The Mac n’ Feta is definitely not a light dish. I couldn’t believe the portion for the price. I’m not sure what I was thinking when the words, “…and I’ll also have the…” came out of my mouth. I suppose I assumed that, like most mac and cheese side dishes, this one would be served by the scoop–a la a macaroni salad side. But when I saw that Priester’s Mac n’ Feta, served in a bowl filled to the rim, I knew this dish was no sidekick.

After taking my first bite, a sharp richness of feta and creamy cheddar consumed my taste buds. My body became limp, my shoulders dropped, and my eyes seemed to roll back in my head. I knew right then and there that, despite my initial fears of the dish’s size, the larger-than-life portion was well worth it. This is one dish I could eat by the tub. Along with the cheeses, the sauce’s touch of garlic awakened my stomach–a kind of wake-up-call I wouldn’t mind enduring over and over again. Added appeal comes from cornbread crumbles sprinkled generously atop the bowl, a sweet and surprising element. If you’re feeling a bit more on the adventurous–and even hungrier–side, Priester gives you the option of adding bacon ($9) or crab ($12) to this heavenly bowl of goodness.

To wash it all down, Li’l Soul offers two drink options. There’s Southern sweet tea, which instantly cools your mouth upon scarfing down a steaming hot plate of food, and which saved my poor tongue from eating the vegetarian chili way too fast.

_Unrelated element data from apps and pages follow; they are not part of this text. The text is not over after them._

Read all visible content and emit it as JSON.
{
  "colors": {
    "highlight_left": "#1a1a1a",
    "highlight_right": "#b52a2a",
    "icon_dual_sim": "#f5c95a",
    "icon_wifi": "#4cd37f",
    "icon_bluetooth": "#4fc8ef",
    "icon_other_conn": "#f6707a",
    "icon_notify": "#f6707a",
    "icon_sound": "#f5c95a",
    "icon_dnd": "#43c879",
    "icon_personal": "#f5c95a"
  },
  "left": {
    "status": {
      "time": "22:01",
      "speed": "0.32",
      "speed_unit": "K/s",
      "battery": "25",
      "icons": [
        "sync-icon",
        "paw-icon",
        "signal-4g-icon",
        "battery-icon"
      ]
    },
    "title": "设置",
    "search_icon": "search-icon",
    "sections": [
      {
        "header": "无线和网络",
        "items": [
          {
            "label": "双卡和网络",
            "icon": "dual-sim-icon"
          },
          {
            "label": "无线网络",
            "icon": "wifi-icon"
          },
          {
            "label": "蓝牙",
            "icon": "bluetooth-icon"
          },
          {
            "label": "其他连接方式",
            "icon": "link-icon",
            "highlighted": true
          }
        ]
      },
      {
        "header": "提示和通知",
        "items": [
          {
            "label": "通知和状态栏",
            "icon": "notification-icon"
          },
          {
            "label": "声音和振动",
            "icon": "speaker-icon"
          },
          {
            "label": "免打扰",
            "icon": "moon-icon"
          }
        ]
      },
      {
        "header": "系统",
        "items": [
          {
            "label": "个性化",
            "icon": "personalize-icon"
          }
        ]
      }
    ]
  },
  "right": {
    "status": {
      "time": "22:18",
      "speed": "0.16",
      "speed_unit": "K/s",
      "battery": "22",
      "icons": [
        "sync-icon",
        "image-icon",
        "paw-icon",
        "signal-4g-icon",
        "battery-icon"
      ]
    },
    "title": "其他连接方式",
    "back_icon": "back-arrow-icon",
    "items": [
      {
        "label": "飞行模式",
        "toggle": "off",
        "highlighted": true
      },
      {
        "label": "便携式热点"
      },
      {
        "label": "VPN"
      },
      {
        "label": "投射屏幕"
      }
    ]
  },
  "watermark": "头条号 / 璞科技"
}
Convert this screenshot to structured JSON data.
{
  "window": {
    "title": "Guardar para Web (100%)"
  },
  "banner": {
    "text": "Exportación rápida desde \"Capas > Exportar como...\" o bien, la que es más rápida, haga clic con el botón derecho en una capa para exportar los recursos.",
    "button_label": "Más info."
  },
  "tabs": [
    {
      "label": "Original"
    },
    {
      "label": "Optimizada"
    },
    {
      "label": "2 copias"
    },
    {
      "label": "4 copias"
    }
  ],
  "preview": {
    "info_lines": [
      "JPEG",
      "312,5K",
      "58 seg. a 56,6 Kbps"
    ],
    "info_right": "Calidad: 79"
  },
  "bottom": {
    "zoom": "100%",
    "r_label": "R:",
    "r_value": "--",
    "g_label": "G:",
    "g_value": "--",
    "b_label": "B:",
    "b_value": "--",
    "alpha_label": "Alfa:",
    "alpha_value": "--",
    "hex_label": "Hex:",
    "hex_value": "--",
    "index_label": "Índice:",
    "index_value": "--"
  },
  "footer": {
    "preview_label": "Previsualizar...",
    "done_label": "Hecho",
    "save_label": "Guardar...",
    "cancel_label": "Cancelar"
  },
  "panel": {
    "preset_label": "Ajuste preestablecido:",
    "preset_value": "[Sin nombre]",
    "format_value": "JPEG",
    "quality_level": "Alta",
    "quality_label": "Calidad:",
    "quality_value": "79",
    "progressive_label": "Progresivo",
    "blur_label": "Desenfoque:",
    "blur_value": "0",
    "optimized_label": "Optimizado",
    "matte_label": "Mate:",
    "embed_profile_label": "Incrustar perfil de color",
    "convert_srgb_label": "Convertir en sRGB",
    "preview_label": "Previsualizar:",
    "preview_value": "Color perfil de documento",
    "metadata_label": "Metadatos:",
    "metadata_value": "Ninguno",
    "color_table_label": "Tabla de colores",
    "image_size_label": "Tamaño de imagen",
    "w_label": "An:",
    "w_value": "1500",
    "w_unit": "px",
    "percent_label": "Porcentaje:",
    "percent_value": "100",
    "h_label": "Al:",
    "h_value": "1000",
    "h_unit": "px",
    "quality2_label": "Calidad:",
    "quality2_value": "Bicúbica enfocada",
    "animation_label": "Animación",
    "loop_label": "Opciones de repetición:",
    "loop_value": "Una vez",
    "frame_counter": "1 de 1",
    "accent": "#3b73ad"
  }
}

The second choice, a ginger-lime cooler, made with fresh ingredients, is a sweet yet sour mixture that became my personal favorite.

Can’t decide between the two? Try a combo, Li’l Soul’s version of the famed Arnold Palmer Half and Half Iced Tea. The best part: Drinks are free with a meal.

Other items on the menu: SOULful BBQ Chicken ($10), Carolina Pulled Pork Adobo ($10), and Chicken & Waffles ($8/$10). But don’t be surprised if the menu changes. “Our goal is to be creative, keep it fresh, and keep you interested; to be this busy, to have this kind of excitement,” Priester says.

Although I left the restaurant smelling like fried chicken–and in need of a nap–my satisfied stomach thanked me for its first Li’l Soul experience. It won’t be its last.

Li’l Soul Café and Catering
1111 Bishop St. (Remington College Bldg.) Credit cards accepted, no alcohol, street parking. Lunch only, Mon.–Fri., 11am–2pm $$